Got a dime you can spare? Retailers, laundromats, and other businesses that rely on coins want you to turn it in, along with any other spare change in piggy banks or under couch cushions, as coins are in short supply again, the AP reports. A group of trade associations that represent individual businesses—including banks, retail outlets, truck stops, and grocery stores—is asking the Treasury Department for more help convincing Americans to get coins back in circulation. The consequences of the circulation slowdown hit people who don't have an ability to pay for items electronically, they say.
"If retailers are not able to offer change for cash purchases, consumers who rely on cash will be vulnerable," the associations said in a letter to the Treasury. For example, people who do their laundry at coin laundromats could have a harder time finding change to wash their clothes. It's not a coin shortage America faces, but a lack of circulation. "We can't print our way out of this problem," said Austen Jensen, a senior vice president for government affairs at the Retail Industry Leaders Association.

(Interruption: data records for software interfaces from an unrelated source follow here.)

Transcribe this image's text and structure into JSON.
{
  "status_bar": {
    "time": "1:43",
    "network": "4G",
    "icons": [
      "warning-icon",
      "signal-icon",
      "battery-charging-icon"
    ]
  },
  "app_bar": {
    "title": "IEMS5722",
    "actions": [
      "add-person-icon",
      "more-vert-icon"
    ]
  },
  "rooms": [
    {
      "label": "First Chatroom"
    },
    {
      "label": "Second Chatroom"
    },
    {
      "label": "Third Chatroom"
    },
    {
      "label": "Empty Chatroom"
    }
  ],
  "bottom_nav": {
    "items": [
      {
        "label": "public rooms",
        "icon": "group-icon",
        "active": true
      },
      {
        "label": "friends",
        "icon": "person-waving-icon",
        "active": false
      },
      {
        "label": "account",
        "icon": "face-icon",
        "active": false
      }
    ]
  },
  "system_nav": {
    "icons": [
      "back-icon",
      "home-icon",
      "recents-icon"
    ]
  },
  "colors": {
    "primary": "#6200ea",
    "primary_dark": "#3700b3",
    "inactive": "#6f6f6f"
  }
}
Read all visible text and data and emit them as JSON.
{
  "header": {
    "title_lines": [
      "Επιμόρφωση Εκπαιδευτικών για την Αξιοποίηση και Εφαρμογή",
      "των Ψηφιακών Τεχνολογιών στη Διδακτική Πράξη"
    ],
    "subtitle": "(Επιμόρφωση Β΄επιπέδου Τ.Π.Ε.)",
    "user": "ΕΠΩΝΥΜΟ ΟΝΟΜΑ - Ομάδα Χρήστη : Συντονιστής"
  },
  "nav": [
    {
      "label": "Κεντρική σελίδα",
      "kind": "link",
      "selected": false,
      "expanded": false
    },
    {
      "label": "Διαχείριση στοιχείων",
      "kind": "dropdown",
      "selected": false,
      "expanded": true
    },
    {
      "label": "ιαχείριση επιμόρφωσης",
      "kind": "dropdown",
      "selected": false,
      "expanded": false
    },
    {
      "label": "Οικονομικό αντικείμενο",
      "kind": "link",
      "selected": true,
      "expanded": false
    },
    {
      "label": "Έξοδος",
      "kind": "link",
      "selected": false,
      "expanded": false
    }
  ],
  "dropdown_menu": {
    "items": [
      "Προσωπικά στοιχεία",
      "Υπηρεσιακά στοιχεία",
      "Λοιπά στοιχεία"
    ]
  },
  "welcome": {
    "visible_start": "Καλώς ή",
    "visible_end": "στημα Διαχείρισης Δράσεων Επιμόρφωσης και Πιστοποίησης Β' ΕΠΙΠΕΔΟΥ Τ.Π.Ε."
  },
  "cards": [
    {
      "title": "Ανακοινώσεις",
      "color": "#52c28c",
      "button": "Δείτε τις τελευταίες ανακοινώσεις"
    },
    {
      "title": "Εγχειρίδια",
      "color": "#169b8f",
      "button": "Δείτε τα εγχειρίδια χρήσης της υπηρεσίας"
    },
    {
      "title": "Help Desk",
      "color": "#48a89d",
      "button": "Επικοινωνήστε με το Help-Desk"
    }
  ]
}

Jensen's group, along with the American Bankers Association, National Association of Convenience Stores, and National Grocers Association, is trying to meet consumer demand and wants a new public campaign to increase coin circulation. One was launched in response to a shortage earlier in the pandemic. The coronavirus disrupted consumers' buying habits and shifted purchases largely to plastic cards to such an extent that in July 2020, the Federal Reserve restricted coin orders by financial institutions. Jensen said his group is also encouraging member retailers to find creative ways to deal with the shortage of coins, including rounding up purchases for charity promotions. (Read more coins stories.)